### Entries taken from a collection:
--- START ---
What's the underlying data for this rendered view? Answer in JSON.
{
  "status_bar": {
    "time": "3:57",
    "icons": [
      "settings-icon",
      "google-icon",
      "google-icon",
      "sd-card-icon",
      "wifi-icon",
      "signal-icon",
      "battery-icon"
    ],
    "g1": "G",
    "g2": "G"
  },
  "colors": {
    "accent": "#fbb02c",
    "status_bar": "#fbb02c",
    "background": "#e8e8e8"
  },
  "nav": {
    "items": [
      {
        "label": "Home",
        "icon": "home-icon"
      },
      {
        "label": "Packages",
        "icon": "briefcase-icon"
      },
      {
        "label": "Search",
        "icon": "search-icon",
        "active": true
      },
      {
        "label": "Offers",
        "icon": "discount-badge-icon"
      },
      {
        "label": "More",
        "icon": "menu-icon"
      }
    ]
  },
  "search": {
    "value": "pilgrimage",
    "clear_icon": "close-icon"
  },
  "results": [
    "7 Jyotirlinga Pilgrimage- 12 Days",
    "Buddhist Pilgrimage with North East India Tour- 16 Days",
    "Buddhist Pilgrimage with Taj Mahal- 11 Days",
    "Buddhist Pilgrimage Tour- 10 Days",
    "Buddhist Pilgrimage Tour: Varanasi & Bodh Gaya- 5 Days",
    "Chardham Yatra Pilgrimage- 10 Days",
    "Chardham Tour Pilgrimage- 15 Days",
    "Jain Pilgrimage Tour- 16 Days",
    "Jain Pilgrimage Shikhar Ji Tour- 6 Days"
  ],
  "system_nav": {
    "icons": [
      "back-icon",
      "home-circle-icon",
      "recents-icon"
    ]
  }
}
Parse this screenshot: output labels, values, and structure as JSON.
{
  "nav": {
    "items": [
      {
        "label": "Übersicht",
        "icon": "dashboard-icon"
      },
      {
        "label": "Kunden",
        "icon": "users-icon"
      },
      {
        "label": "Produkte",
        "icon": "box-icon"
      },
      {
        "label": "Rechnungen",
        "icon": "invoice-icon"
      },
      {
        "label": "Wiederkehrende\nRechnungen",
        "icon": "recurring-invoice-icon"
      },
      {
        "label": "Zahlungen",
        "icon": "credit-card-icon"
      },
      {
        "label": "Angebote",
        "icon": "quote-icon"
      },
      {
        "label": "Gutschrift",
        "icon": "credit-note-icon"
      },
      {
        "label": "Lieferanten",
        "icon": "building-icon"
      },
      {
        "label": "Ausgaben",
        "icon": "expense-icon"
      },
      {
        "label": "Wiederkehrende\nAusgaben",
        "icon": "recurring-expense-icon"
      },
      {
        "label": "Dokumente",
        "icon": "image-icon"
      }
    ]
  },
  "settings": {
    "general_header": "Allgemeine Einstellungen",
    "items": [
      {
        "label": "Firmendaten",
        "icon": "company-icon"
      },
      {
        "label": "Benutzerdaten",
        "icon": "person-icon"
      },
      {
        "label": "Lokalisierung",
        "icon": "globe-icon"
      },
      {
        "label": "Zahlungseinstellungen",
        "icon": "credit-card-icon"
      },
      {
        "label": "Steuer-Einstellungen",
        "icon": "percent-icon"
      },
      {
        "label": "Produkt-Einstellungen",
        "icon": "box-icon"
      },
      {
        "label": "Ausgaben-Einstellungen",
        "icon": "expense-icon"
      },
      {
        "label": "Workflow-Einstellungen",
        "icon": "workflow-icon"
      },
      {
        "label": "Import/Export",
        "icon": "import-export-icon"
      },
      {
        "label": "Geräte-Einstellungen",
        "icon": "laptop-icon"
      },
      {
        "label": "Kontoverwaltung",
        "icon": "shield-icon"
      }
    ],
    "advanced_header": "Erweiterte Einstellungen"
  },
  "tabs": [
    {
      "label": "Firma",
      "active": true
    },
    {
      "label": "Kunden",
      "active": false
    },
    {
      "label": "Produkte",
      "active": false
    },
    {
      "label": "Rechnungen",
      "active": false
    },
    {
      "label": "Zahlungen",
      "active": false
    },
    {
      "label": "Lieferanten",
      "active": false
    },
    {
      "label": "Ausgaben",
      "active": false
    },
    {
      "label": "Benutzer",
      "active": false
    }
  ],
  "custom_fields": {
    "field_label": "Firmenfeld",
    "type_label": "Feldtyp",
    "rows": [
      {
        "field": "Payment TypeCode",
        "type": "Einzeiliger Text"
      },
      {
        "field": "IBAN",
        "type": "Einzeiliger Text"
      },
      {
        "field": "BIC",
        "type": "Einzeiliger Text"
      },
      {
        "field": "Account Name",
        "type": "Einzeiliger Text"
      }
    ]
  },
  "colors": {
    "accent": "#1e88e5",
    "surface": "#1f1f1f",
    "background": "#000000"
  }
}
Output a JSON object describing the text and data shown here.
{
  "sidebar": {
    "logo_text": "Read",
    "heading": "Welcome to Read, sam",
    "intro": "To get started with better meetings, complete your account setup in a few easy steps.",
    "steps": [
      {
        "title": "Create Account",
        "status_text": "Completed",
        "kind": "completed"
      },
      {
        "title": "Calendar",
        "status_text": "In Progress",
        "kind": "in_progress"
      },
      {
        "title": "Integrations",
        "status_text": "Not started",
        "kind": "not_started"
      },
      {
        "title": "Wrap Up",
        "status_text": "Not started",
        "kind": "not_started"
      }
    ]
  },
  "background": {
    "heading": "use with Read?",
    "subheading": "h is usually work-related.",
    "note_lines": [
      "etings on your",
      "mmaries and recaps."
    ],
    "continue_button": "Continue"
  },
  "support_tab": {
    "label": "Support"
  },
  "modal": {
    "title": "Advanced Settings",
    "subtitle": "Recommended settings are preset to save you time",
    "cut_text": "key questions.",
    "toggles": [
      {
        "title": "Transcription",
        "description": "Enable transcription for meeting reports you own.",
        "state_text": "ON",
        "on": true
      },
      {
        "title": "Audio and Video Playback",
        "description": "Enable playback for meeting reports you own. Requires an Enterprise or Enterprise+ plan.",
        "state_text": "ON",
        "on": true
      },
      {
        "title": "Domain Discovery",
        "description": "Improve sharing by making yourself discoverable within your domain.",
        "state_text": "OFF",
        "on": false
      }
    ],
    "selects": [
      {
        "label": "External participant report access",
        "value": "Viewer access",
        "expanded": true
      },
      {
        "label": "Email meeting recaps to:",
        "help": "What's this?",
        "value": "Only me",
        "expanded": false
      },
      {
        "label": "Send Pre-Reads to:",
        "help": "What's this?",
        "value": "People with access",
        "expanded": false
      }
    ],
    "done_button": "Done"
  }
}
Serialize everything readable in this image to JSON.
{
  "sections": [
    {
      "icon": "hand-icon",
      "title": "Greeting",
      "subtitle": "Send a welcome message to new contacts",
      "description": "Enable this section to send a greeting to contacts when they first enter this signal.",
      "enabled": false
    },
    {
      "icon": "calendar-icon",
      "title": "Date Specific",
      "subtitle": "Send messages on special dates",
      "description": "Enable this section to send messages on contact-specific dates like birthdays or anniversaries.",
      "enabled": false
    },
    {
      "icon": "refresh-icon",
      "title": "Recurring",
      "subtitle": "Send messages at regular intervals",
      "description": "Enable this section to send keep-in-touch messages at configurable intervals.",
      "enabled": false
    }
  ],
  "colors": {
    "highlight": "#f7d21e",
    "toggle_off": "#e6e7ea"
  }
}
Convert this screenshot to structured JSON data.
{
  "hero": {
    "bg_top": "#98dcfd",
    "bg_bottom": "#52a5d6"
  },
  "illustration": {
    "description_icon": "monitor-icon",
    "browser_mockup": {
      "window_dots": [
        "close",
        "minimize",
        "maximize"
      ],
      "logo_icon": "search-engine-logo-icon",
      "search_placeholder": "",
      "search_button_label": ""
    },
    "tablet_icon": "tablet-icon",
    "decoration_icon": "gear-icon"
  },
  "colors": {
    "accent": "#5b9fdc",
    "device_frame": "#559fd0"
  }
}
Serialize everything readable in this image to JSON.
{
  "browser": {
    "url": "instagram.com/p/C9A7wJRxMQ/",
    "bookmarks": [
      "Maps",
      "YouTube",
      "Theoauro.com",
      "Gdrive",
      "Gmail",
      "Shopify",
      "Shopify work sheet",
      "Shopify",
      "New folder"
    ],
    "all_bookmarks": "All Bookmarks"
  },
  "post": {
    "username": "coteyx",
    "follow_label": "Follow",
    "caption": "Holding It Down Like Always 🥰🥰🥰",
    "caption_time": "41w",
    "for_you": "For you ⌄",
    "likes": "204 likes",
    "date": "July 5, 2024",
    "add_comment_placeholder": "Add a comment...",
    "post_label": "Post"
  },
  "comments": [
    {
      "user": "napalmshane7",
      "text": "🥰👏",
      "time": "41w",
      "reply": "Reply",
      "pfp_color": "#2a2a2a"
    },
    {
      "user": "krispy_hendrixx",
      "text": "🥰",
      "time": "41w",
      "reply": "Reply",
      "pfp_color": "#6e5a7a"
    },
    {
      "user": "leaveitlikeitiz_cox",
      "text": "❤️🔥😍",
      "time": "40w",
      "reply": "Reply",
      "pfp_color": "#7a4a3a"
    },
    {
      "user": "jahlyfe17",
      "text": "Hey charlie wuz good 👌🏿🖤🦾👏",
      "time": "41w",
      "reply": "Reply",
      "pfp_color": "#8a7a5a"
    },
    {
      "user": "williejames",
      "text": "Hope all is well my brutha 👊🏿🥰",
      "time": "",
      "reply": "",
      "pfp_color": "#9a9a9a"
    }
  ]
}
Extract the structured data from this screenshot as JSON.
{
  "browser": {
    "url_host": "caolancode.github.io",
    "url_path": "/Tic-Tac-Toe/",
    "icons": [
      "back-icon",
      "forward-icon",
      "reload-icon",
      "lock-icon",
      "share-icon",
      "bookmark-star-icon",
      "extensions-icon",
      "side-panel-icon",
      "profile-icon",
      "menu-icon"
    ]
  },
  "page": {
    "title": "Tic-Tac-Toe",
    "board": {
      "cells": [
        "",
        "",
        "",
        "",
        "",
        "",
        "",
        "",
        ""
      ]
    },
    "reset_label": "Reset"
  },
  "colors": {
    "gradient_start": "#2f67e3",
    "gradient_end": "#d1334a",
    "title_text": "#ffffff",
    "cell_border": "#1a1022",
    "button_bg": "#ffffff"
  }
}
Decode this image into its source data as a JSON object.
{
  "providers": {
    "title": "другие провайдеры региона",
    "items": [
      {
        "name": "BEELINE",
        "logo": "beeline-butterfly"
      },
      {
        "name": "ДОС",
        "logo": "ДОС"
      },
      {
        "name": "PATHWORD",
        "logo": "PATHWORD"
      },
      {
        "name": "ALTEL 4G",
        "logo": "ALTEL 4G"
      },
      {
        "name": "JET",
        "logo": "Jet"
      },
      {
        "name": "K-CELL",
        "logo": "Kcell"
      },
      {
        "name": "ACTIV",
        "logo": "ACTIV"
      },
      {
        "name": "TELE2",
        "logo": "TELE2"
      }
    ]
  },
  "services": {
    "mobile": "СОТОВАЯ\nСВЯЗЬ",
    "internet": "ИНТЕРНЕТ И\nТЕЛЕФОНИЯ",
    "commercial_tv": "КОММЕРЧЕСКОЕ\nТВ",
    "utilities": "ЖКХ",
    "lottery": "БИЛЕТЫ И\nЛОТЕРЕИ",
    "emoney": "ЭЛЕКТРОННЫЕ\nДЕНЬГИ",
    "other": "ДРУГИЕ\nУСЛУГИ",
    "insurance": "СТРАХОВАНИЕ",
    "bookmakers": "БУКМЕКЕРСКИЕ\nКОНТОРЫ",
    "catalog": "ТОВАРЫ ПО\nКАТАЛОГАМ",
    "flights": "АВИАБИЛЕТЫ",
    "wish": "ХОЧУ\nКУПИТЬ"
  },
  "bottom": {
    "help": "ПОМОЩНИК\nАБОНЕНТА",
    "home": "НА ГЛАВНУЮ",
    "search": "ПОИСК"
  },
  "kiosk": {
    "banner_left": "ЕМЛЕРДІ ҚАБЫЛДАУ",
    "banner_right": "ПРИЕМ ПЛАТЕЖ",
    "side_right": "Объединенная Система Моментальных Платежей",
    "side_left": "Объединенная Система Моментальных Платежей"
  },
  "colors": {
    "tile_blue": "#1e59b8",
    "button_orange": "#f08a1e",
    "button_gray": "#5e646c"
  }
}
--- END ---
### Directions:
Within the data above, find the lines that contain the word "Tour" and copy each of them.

### Task response:
    "Buddhist Pilgrimage with North East India Tour- 16 Days",
    "Buddhist Pilgrimage Tour- 10 Days",
    "Buddhist Pilgrimage Tour: Varanasi & Bodh Gaya- 5 Days",
    "Chardham Tour Pilgrimage- 15 Days",
    "Jain Pilgrimage Tour- 16 Days",
    "Jain Pilgrimage Shikhar Ji Tour- 6 Days"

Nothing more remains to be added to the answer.